The researchers broke things down into 2 studies. The first looked at variations in the gait between women at high and low conception probabilities. They conducted a motion capture study, recording the kinematics of their walking patterns. They repeated this procedure during the late follicular stage and the luteal stage with the women who were not using hormonal contraception. They found that there were significant differences in the walks of women at "high fertility risk" (naturally cycling and late follicular stage) and naturally cycling women at "low fertility risk," with no differences between hormonal birth control groups and high fertility risk groups. They speculate that these differences may be related to "fluctuations in personality dimensions" in women not on hormonal birth control like extroversion and agreeableness. I suppose if you are pissed off at the world then you have an angry walk. Grr.

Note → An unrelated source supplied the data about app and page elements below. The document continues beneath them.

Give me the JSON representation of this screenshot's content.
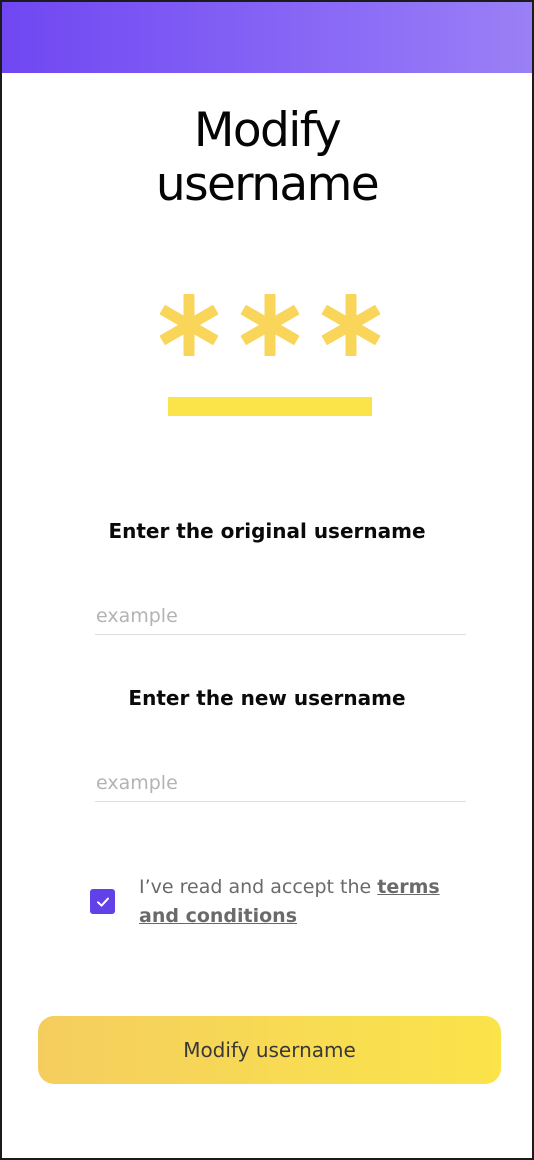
{
  "header": {
    "gradient_start": "#7047f2",
    "gradient_end": "#9a80f5"
  },
  "page": {
    "title_line1": "Modify",
    "title_line2": "username"
  },
  "hero": {
    "icon": "masked-password-icon",
    "color": "#f9d55a"
  },
  "form": {
    "original_label": "Enter the original username",
    "original_placeholder": "example",
    "original_value": "",
    "new_label": "Enter the new username",
    "new_placeholder": "example",
    "new_value": ""
  },
  "terms": {
    "checked": true,
    "checkbox_color": "#6241e9",
    "prefix": "I’ve read and accept the ",
    "link": "terms and conditions"
  },
  "cta": {
    "label": "Modify username",
    "color": "#f8dc52"
  }
}
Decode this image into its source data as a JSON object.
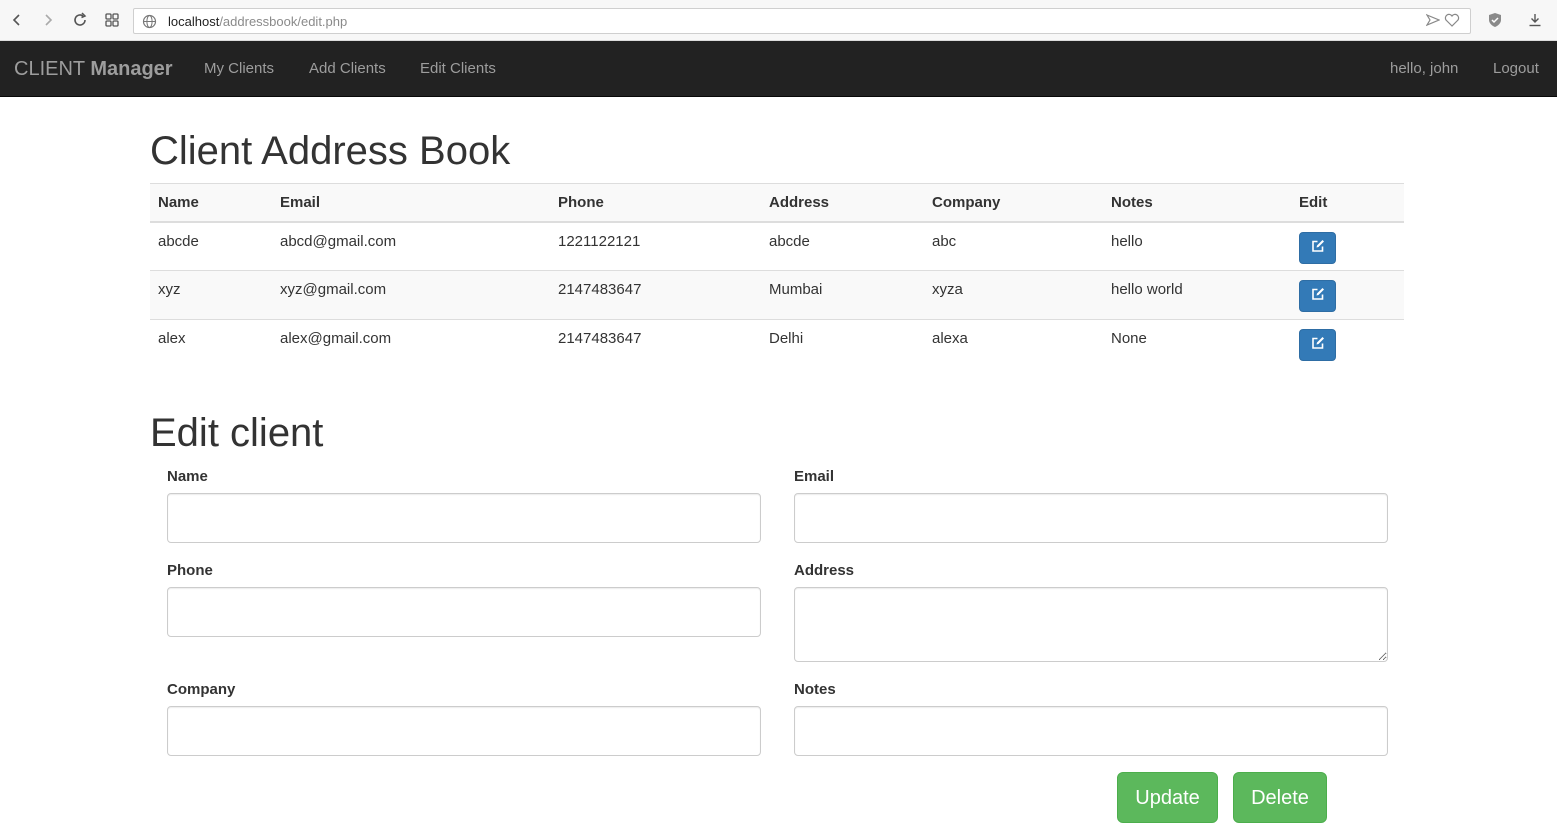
{
  "browser": {
    "url_host": "localhost",
    "url_path": "/addressbook/edit.php"
  },
  "navbar": {
    "brand_light": "CLIENT ",
    "brand_bold": "Manager",
    "links": [
      "My Clients",
      "Add Clients",
      "Edit Clients"
    ],
    "greeting": "hello, john",
    "logout": "Logout"
  },
  "page_title": "Client Address Book",
  "table": {
    "headers": [
      "Name",
      "Email",
      "Phone",
      "Address",
      "Company",
      "Notes",
      "Edit"
    ],
    "rows": [
      {
        "name": "abcde",
        "email": "abcd@gmail.com",
        "phone": "1221122121",
        "address": "abcde",
        "company": "abc",
        "notes": "hello"
      },
      {
        "name": "xyz",
        "email": "xyz@gmail.com",
        "phone": "2147483647",
        "address": "Mumbai",
        "company": "xyza",
        "notes": "hello world"
      },
      {
        "name": "alex",
        "email": "alex@gmail.com",
        "phone": "2147483647",
        "address": "Delhi",
        "company": "alexa",
        "notes": "None"
      }
    ],
    "edit_icon": "edit-square-icon"
  },
  "form": {
    "title": "Edit client",
    "labels": {
      "name": "Name",
      "email": "Email",
      "phone": "Phone",
      "address": "Address",
      "company": "Company",
      "notes": "Notes"
    },
    "values": {
      "name": "",
      "email": "",
      "phone": "",
      "address": "",
      "company": "",
      "notes": ""
    },
    "update_label": "Update",
    "delete_label": "Delete"
  },
  "colors": {
    "navbar_bg": "#222222",
    "nav_text": "#9d9d9d",
    "primary": "#337ab7",
    "success": "#5cb85c"
  }
}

In Study 2 the researchers asked men to rate the attractiveness of the walks. The men were not told the hormonal states of the women, just that they were rating women (point-light walkers of women) for attractiveness. They found that men were significantly more likely to rate women not using hormonal birth control as more attractive in their luteal phase. So men are judging naturally cycling women to be more attractive at a stage of low pregnancy probability. Seems a bit evolutionarily backwards, right? The authors speculate that this is a defense mechanism against sexual assault - broadly (and from far away) advertise that you are attractive when you are not actually fertile. Other studies show that other changes (body odor, facial attractiveness, etc.) increase in fertile times. The authors propose that these are more specific, closer cues that women share with men they are actually interested in.
How about a study about the walks of women who study the walks of women?
Provost Meghan P., Vernon L. Quinsey, and Nikolaus F. Troje. (2010) Differences in gait across the menstrual cycle and their attractiveness to men. Archives of Sexual Behavior: 37(4), 598-604. (DOI: 10.1007/s10508-007-9219-7)
(images from ovulation-calculator.com and examiner.com respectively)